__HOW TO COMPLETE THIS TASK__. Show every line of the data where the word "Getting" can be found.

══ SUPPLIED DATA

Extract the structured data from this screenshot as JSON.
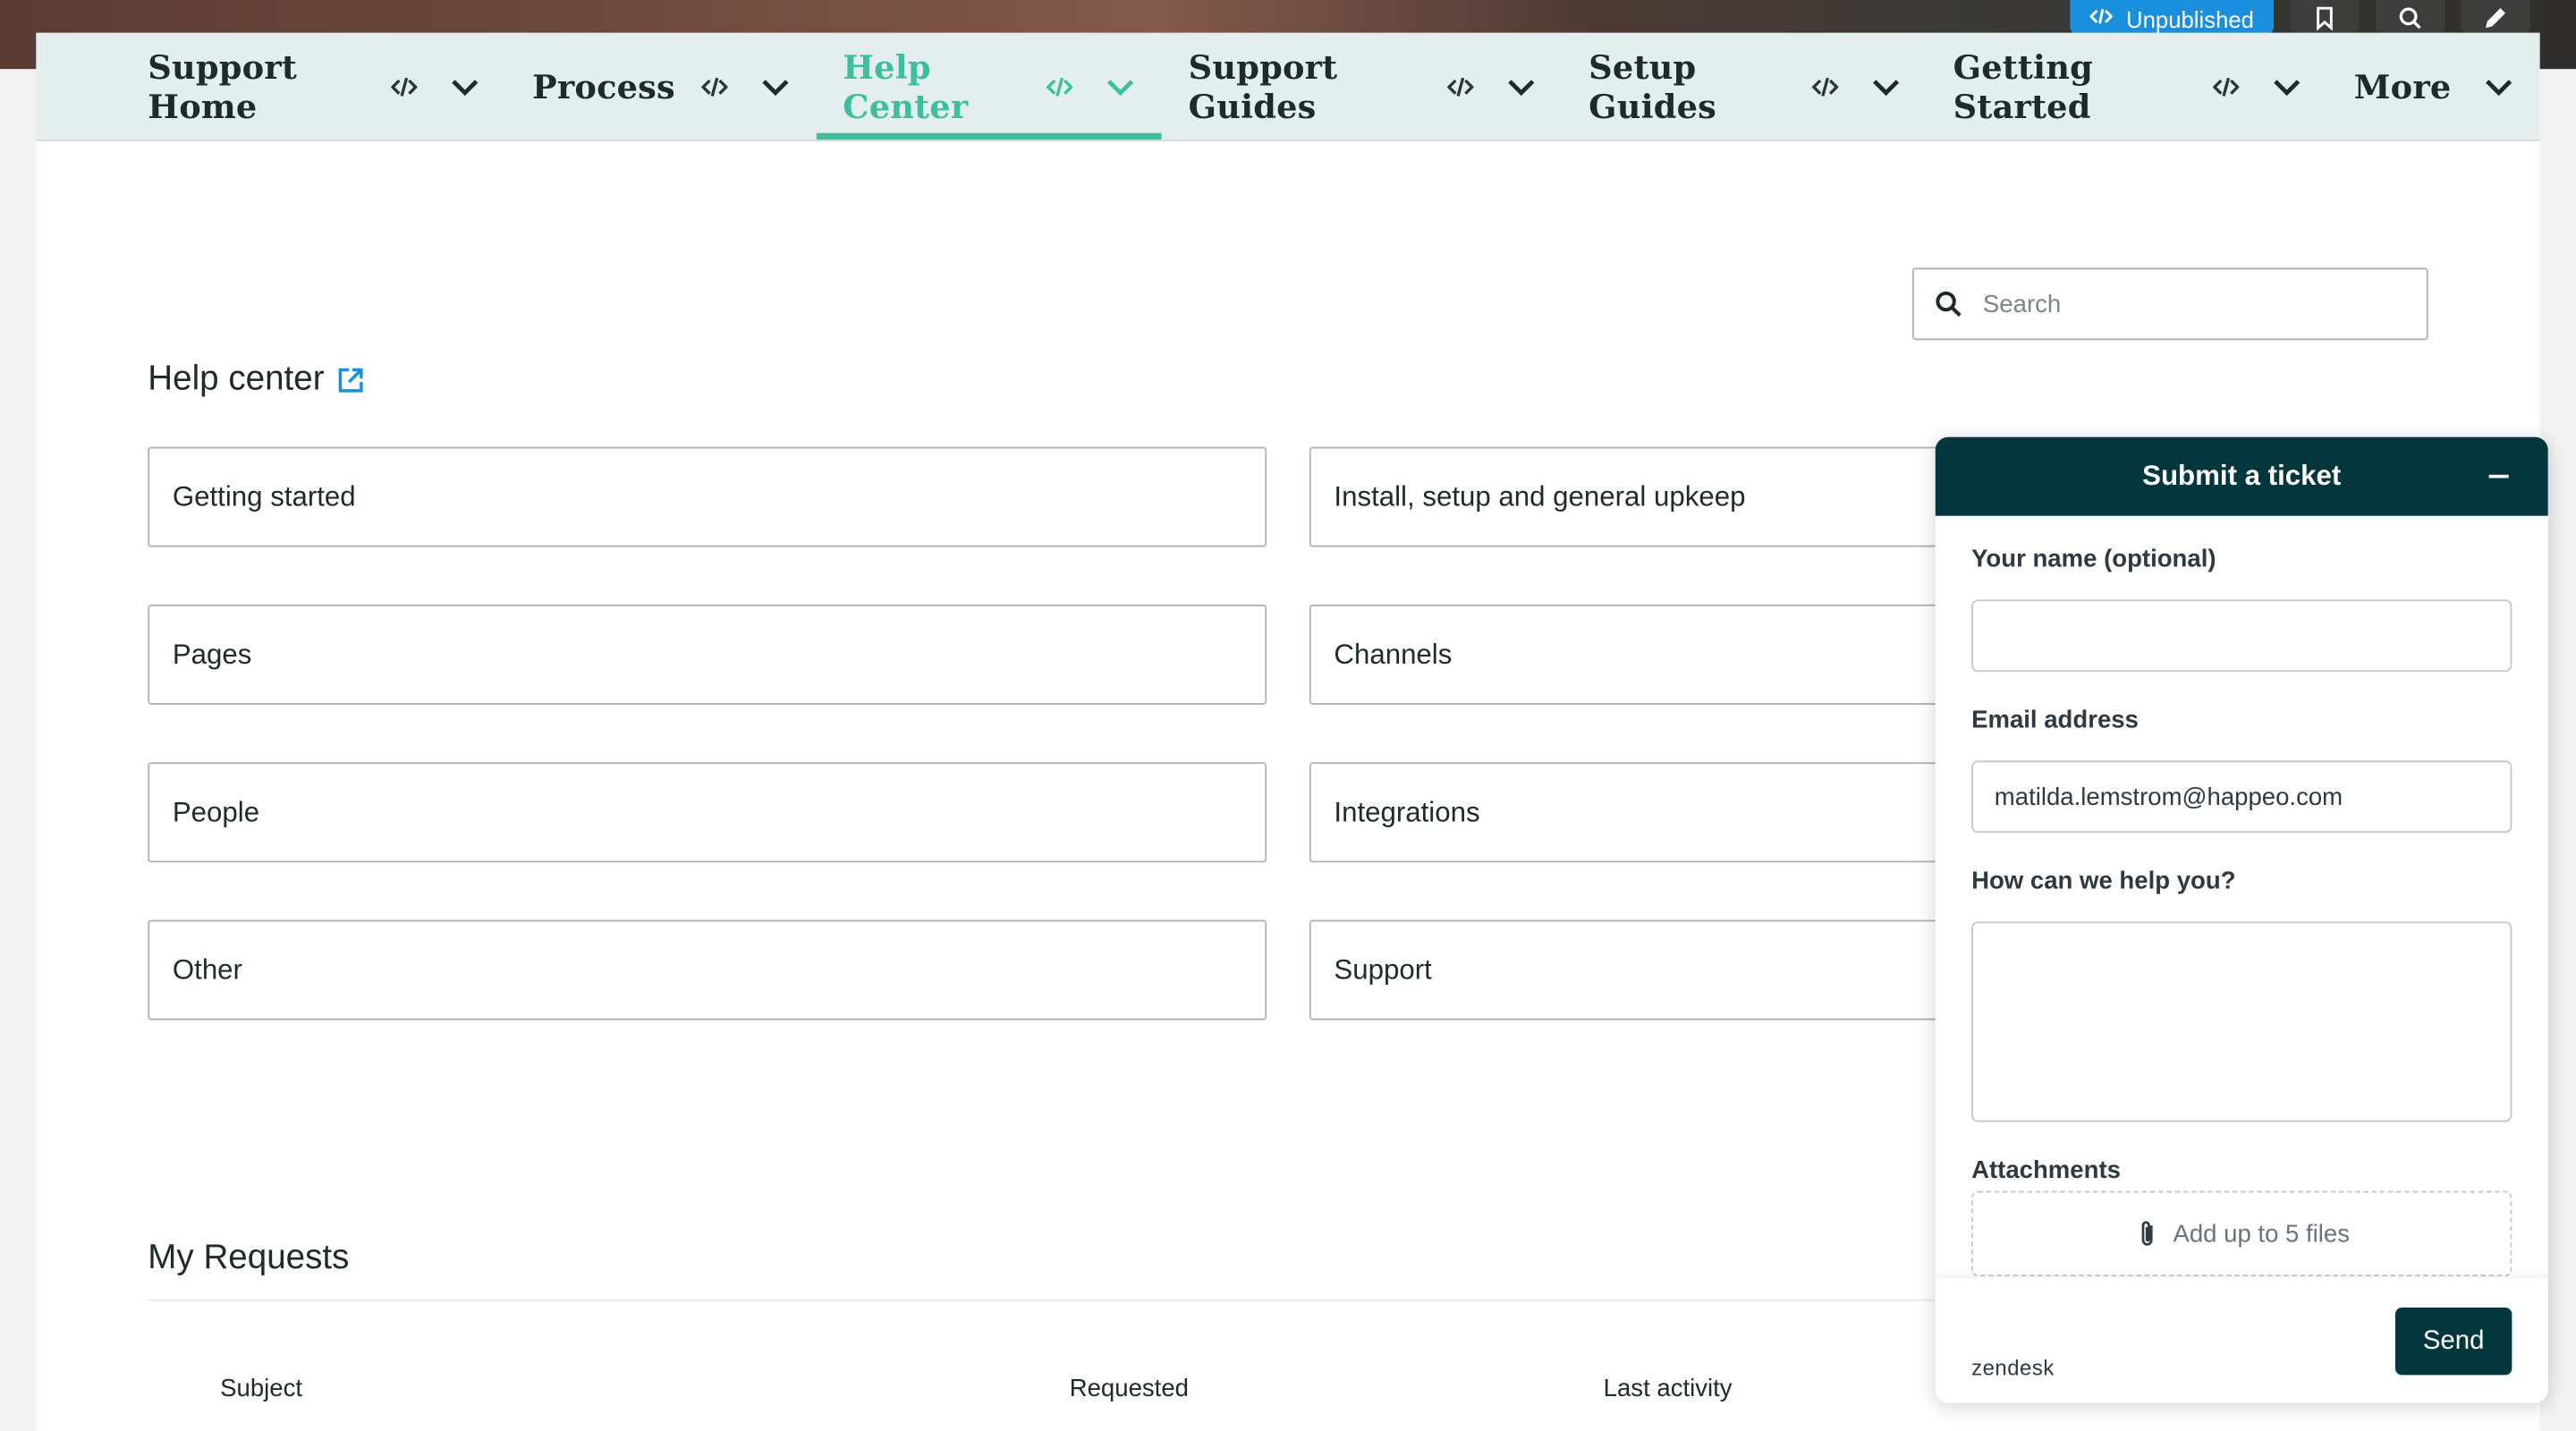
{
  "toolbar": {
    "unpublished_label": "Unpublished",
    "bookmark_icon": "bookmark-icon",
    "search_icon": "search-icon",
    "edit_icon": "pencil-icon"
  },
  "nav": {
    "items": [
      {
        "label": "Support Home"
      },
      {
        "label": "Process"
      },
      {
        "label": "Help Center",
        "active": true
      },
      {
        "label": "Support Guides"
      },
      {
        "label": "Setup Guides"
      },
      {
        "label": "Getting Started"
      },
      {
        "label": "More"
      }
    ]
  },
  "search": {
    "placeholder": "Search"
  },
  "help_center": {
    "title": "Help center",
    "categories": [
      "Getting started",
      "Install, setup and general upkeep",
      "Pages",
      "Channels",
      "People",
      "Integrations",
      "Other",
      "Support"
    ]
  },
  "requests": {
    "title": "My Requests",
    "columns": [
      "Subject",
      "Requested",
      "Last activity"
    ]
  },
  "widget": {
    "title": "Submit a ticket",
    "name_label": "Your name (optional)",
    "name_value": "",
    "email_label": "Email address",
    "email_value": "matilda.lemstrom@happeo.com",
    "help_label": "How can we help you?",
    "help_value": "",
    "attachments_label": "Attachments",
    "attachments_hint": "Add up to 5 files",
    "brand": "zendesk",
    "send_label": "Send"
  },
  "colors": {
    "accent": "#3bbf9d",
    "nav_bg": "#e4eeee",
    "widget_header": "#03363d",
    "unpublished_blue": "#1a8fdd"
  }
}
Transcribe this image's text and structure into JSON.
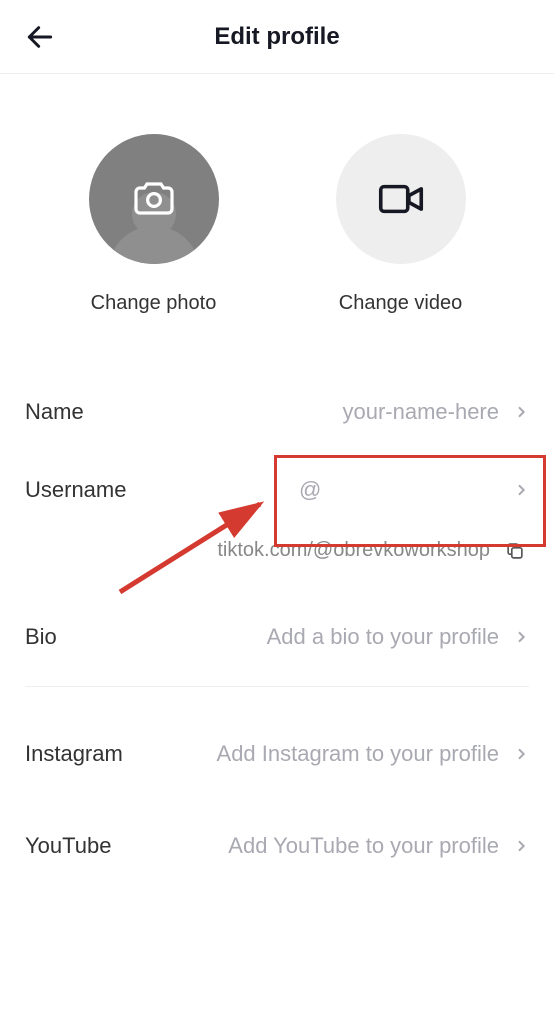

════

__FINISHED TASK__.
        "label": "Getting Started"
      "Getting started",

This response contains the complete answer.